**Work to complete**
Copy out the records that appear below, exactly as each one reads.

* * * * * * * * *

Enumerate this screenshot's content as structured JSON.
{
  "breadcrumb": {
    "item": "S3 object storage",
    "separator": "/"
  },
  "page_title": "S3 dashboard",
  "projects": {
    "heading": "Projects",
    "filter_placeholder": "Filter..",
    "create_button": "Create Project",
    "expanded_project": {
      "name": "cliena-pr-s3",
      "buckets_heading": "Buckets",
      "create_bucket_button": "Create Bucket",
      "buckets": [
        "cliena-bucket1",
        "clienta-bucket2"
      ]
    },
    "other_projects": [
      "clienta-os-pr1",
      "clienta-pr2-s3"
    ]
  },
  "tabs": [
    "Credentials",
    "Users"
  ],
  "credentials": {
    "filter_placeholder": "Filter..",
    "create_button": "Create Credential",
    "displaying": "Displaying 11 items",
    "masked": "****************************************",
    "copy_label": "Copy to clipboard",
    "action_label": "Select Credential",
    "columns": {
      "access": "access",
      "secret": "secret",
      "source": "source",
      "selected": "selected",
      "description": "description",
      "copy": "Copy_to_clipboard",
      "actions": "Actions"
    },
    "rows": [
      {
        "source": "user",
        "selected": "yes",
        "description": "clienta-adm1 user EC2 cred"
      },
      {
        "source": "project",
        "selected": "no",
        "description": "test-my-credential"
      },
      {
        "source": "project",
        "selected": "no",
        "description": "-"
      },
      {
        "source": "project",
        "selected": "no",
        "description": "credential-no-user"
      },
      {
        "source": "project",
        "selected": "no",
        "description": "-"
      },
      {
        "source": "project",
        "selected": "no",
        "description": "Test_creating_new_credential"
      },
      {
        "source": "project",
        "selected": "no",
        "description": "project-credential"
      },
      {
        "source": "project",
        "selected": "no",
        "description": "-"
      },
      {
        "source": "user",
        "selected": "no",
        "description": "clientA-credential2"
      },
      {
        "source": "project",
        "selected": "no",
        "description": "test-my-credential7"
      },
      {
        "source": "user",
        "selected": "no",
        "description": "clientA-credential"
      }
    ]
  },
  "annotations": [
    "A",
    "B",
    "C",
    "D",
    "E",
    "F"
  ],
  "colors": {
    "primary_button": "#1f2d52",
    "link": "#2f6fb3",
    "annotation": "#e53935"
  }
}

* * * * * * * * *

**Answer section**
Enumerate this screenshot's content as structured JSON.
{
  "breadcrumb": {
    "item": "S3 object storage",
    "separator": "/"
  },
  "page_title": "S3 dashboard",
  "projects": {
    "heading": "Projects",
    "filter_placeholder": "Filter..",
    "create_button": "Create Project",
    "expanded_project": {
      "name": "cliena-pr-s3",
      "buckets_heading": "Buckets",
      "create_bucket_button": "Create Bucket",
      "buckets": [
        "cliena-bucket1",
        "clienta-bucket2"
      ]
    },
    "other_projects": [
      "clienta-os-pr1",
      "clienta-pr2-s3"
    ]
  },
  "tabs": [
    "Credentials",
    "Users"
  ],
  "credentials": {
    "filter_placeholder": "Filter..",
    "create_button": "Create Credential",
    "displaying": "Displaying 11 items",
    "masked": "****************************************",
    "copy_label": "Copy to clipboard",
    "action_label": "Select Credential",
    "columns": {
      "access": "access",
      "secret": "secret",
      "source": "source",
      "selected": "selected",
      "description": "description",
      "copy": "Copy_to_clipboard",
      "actions": "Actions"
    },
    "rows": [
      {
        "source": "user",
        "selected": "yes",
        "description": "clienta-adm1 user EC2 cred"
      },
      {
        "source": "project",
        "selected": "no",
        "description": "test-my-credential"
      },
      {
        "source": "project",
        "selected": "no",
        "description": "-"
      },
      {
        "source": "project",
        "selected": "no",
        "description": "credential-no-user"
      },
      {
        "source": "project",
        "selected": "no",
        "description": "-"
      },
      {
        "source": "project",
        "selected": "no",
        "description": "Test_creating_new_credential"
      },
      {
        "source": "project",
        "selected": "no",
        "description": "project-credential"
      },
      {
        "source": "project",
        "selected": "no",
        "description": "-"
      },
      {
        "source": "user",
        "selected": "no",
        "description": "clientA-credential2"
      },
      {
        "source": "project",
        "selected": "no",
        "description": "test-my-credential7"
      },
      {
        "source": "user",
        "selected": "no",
        "description": "clientA-credential"
      }
    ]
  },
  "annotations": [
    "A",
    "B",
    "C",
    "D",
    "E",
    "F"
  ],
  "colors": {
    "primary_button": "#1f2d52",
    "link": "#2f6fb3",
    "annotation": "#e53935"
  }
}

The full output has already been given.